The Great Famine Project

Great Famine - Procurement

The MAPA Great Famine project focuses on the Ukrainian Famine of 1932-33, also known as the Holodomor (“death by starvation”), which is widely considered in Ukraine and beyond to be a genocide. The project is concerned with the geospatial analysis of Holodomor losses and the factors that may have influenced distribution outcomes. It uses the data provided by a group of Ukrainian and U.S. demographers that includes Oleh Wolowyna (the University of North Carolina at Chapel Hill), Omelian Rudnytskyi, Nataliia Levchuk, Pavlo Shevchuk, and Alla Kovbasiuk (the Ptoukha Institute of Demography and Social Studies).

Read more

In addition to population statistics, the project incorporates data on the ethnic composition and administrative division of Ukraine in the 1920s and 1930s, country's ecological zoning, as well as Soviet government policies and their results, including levels of collectivization of the agriculture, grain procurement plans, and data on the fulfillment of those plans. Mapping this data using Geographic Information System technology, the MAPA team produced an online atlas of web maps and analytical tools that provide researchers and the general public with resources to analyze various factors influencing famine outcomes. The interactive map allows one not only to conduct spatial analysis of historical data, but also helps to formulate new questions and to stimulate new research on the history of the Great Famine.

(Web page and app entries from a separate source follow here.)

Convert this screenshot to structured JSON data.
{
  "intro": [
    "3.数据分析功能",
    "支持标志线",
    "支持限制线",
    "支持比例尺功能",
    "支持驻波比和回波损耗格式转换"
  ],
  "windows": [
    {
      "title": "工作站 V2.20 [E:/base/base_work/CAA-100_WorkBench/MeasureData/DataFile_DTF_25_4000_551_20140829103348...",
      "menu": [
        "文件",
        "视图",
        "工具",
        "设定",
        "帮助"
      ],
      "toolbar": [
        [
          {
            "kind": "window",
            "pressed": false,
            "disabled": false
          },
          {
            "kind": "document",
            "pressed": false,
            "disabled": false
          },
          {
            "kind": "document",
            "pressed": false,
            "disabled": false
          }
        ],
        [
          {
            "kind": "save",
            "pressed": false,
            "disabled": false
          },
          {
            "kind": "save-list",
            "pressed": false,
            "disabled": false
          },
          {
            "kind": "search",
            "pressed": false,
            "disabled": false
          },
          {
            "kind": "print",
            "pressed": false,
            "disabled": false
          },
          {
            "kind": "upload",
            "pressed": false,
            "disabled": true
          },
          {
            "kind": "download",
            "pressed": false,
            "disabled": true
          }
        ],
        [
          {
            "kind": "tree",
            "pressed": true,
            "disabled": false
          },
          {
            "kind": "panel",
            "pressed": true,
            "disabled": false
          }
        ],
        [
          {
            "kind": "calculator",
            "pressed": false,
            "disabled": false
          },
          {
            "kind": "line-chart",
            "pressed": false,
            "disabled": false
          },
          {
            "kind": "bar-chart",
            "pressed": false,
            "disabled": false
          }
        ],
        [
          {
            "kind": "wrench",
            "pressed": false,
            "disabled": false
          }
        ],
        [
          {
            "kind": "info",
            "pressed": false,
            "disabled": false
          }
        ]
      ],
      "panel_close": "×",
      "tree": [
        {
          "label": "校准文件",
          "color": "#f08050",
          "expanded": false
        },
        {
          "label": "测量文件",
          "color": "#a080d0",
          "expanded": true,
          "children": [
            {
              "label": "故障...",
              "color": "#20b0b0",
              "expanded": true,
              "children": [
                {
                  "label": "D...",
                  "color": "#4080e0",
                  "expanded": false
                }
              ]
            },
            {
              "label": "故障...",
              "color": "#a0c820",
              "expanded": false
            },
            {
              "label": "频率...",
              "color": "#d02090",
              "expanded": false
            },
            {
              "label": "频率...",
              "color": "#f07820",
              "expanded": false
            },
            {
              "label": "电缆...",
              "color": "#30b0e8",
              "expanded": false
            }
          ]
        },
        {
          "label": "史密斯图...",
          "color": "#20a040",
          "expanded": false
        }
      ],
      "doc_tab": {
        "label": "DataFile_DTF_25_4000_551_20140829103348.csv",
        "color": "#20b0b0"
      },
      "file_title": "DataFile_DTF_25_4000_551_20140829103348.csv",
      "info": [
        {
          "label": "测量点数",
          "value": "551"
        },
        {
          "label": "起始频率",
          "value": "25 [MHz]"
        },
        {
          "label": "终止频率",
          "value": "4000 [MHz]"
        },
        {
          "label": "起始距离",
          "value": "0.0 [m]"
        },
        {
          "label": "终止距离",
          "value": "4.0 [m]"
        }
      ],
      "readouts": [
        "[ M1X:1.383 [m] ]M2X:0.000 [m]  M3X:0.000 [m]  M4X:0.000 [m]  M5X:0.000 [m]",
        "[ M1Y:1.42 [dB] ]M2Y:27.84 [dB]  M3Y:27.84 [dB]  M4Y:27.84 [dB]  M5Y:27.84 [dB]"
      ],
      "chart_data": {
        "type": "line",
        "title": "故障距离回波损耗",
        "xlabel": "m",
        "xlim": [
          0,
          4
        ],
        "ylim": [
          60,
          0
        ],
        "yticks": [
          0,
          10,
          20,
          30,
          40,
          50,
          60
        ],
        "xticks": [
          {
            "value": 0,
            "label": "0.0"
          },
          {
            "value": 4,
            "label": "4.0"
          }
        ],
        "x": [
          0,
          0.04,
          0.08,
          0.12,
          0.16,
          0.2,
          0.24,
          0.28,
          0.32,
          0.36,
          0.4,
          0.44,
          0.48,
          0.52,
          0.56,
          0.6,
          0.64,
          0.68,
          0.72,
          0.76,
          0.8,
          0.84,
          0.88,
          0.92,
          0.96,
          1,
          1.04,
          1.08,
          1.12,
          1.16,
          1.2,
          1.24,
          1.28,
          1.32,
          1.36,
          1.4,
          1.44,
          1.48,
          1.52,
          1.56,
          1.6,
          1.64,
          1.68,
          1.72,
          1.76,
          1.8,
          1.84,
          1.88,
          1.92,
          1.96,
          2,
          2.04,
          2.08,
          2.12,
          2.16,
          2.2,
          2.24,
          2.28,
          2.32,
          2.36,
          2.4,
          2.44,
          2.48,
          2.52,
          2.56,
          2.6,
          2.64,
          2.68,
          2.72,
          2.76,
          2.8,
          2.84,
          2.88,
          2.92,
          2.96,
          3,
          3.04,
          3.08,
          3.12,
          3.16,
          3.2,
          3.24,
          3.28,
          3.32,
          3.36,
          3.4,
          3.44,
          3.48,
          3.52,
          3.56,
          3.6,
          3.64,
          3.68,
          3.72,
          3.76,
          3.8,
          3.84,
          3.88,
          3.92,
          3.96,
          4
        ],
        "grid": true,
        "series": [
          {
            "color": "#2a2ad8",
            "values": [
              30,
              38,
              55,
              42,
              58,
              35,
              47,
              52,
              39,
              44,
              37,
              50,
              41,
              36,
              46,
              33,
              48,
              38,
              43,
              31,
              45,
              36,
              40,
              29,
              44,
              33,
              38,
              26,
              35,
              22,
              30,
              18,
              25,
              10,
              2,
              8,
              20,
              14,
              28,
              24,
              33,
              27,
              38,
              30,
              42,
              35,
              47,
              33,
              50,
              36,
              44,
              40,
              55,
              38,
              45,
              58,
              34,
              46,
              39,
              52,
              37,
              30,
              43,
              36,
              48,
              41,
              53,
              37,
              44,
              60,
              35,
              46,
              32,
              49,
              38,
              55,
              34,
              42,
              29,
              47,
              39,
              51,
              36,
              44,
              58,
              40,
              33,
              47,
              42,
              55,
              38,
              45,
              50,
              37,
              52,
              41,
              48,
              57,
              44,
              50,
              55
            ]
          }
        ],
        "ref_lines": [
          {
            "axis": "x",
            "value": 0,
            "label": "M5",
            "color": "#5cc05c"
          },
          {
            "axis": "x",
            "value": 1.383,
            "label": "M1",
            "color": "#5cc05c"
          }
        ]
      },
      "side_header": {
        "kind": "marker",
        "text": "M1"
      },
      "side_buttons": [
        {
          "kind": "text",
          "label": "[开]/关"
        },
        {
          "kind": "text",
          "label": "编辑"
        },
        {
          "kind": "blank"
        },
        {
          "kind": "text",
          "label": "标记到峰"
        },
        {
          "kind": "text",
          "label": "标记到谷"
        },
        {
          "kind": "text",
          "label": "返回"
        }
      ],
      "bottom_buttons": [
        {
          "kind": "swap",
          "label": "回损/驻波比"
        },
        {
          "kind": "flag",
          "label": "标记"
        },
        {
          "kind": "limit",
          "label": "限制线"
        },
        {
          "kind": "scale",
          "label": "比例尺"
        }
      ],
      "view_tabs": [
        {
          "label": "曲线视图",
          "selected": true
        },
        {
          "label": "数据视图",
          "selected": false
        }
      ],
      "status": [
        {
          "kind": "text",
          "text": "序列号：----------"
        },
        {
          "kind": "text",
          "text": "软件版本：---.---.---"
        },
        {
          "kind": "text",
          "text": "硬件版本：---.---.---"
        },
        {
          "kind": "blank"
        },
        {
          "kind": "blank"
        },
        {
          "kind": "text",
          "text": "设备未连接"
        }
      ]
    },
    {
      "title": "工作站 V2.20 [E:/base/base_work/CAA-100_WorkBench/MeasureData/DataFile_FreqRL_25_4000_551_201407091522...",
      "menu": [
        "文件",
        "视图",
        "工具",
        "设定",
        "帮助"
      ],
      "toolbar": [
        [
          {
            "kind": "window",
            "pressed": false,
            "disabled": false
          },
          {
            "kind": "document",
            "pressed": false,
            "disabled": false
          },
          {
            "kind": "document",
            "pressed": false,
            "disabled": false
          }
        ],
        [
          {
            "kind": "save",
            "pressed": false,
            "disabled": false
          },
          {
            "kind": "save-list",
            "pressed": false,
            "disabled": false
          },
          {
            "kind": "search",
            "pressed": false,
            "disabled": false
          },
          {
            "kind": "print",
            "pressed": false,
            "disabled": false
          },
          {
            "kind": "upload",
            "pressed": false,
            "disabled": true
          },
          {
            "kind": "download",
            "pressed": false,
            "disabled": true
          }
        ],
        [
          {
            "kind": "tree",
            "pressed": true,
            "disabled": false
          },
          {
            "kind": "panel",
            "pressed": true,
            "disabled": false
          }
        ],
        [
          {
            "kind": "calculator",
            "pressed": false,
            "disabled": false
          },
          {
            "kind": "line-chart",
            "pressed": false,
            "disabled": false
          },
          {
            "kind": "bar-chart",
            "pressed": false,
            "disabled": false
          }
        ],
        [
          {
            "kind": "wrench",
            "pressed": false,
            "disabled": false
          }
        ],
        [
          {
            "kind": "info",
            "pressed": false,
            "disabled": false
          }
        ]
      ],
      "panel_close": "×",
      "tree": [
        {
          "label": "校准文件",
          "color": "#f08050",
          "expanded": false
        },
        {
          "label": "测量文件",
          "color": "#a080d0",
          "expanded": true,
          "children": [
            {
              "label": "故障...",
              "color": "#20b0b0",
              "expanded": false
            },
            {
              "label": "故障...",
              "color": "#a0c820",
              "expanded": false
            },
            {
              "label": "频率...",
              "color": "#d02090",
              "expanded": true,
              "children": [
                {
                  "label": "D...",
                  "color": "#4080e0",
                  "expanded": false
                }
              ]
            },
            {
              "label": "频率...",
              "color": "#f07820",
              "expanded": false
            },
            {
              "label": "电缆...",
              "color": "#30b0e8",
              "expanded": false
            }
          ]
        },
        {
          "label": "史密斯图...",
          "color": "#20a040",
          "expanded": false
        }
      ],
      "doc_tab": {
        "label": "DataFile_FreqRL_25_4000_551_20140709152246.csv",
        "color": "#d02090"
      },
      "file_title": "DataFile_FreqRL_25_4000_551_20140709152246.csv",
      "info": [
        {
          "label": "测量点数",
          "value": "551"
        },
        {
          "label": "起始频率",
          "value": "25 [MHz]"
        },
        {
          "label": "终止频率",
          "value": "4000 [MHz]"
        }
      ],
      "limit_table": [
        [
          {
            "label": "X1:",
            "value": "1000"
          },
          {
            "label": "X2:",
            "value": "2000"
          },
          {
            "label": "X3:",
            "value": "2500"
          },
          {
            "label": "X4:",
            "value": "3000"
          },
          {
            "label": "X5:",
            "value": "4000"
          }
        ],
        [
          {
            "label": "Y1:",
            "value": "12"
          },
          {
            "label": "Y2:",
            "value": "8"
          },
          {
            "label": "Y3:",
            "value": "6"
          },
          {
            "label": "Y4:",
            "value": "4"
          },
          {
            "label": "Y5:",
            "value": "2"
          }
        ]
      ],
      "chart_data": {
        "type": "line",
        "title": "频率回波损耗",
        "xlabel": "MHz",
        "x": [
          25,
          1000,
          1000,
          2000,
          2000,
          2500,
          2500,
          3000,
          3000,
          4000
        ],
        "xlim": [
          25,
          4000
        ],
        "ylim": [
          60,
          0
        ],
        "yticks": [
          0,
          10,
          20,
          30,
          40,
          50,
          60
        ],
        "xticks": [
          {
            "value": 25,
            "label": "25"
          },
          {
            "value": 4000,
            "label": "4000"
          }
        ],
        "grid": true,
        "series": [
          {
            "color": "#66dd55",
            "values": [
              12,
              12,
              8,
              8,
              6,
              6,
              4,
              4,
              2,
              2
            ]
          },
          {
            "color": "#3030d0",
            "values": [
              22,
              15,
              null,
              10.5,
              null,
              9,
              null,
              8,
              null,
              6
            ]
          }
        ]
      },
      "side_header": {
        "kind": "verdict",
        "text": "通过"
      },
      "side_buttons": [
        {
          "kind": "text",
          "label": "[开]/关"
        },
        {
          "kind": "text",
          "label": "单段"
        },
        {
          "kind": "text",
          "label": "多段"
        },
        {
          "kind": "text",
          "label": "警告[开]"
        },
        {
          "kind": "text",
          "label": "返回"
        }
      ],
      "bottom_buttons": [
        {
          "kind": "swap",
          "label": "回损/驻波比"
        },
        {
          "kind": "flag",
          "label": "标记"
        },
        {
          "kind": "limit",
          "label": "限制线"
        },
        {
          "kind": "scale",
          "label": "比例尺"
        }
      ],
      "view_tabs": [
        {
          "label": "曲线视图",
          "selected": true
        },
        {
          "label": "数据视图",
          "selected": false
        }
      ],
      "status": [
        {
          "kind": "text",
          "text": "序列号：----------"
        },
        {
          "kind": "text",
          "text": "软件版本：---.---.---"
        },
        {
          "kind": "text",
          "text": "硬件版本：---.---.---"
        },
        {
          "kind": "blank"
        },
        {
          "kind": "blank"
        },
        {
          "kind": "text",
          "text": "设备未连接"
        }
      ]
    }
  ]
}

Using this data and the web map tools, the MAPA team conducted its own spatial analysis that confirmed the artificial, man-made nature of the famine. In particular, a comparison of the maps of the 1921–23 and 1932–33 famines revealed that the Great Ukrainian Famine had a different “footprint” than the famine one decade earlier. Whereas the famine of 1921-23 affected southern Ukraine, the Great Famine was concentrated in central Ukraine. Southern Ukraine, administratively divided in the early 1930s into the Odesa, Dnipropetrovsk, and Stalino (Donetsk) oblasts, had fertile black earth that led to its role as the “breadbasket” of Europe since mid-nineteenth century. In other words, wheat was a primary — and productive — industry in southern Ukraine. However, the region was also known for its occasionally harsh winters and, most of all, for the severe droughts that caused poor harvests, starvation, and sometimes famine. This is the area where more or less “natural” famines have taken place. But the Great Famine hit hardest in areas that did not see significant famines before.

Map Archive

Administrative maps of Ukraine, 1922 - 1937.

Famine Web Map

The Great Famine web map allows one not only to conduct spacial analysis of historical data, but also helps to formulate new questions and, we hope, stimulate new research on the history of the Great Famine.... Read more about Famine Web Map

Demography of a Man-Made Human Catastrophe: the Case of Massive Famine in Ukraine 1932–1933.
O.P. Rudnytskyi, Nataliia Levchuk, Oleh Wolowyna, Pavlo Shevchuk, and A.B. Kovbasiuk. 2015. “Demography of a Man-Made Human Catastrophe: the Case of Massive Famine in Ukraine 1932–1933.” Canadian Studies in Population, 42, 1-2, Pp. 53–80.Abstract
Estimates of  1932–34 famine direct losses (excess deaths) by age and sex and indirect losses (lost births) are calculated, for the first time, for rural and urban areas of Ukraine. Total losses are es-timated at 4.5 million, with 3.9 million excess deaths and 0.6 million lost births. Rural and urban excess deaths are equivalent to 16.5 and 4.0 per cent of  respective 1933 populations. We show that urban and rural losses are the result of very different dynamics, as reflected in the respective urban and rural age structures of  relative excess deaths.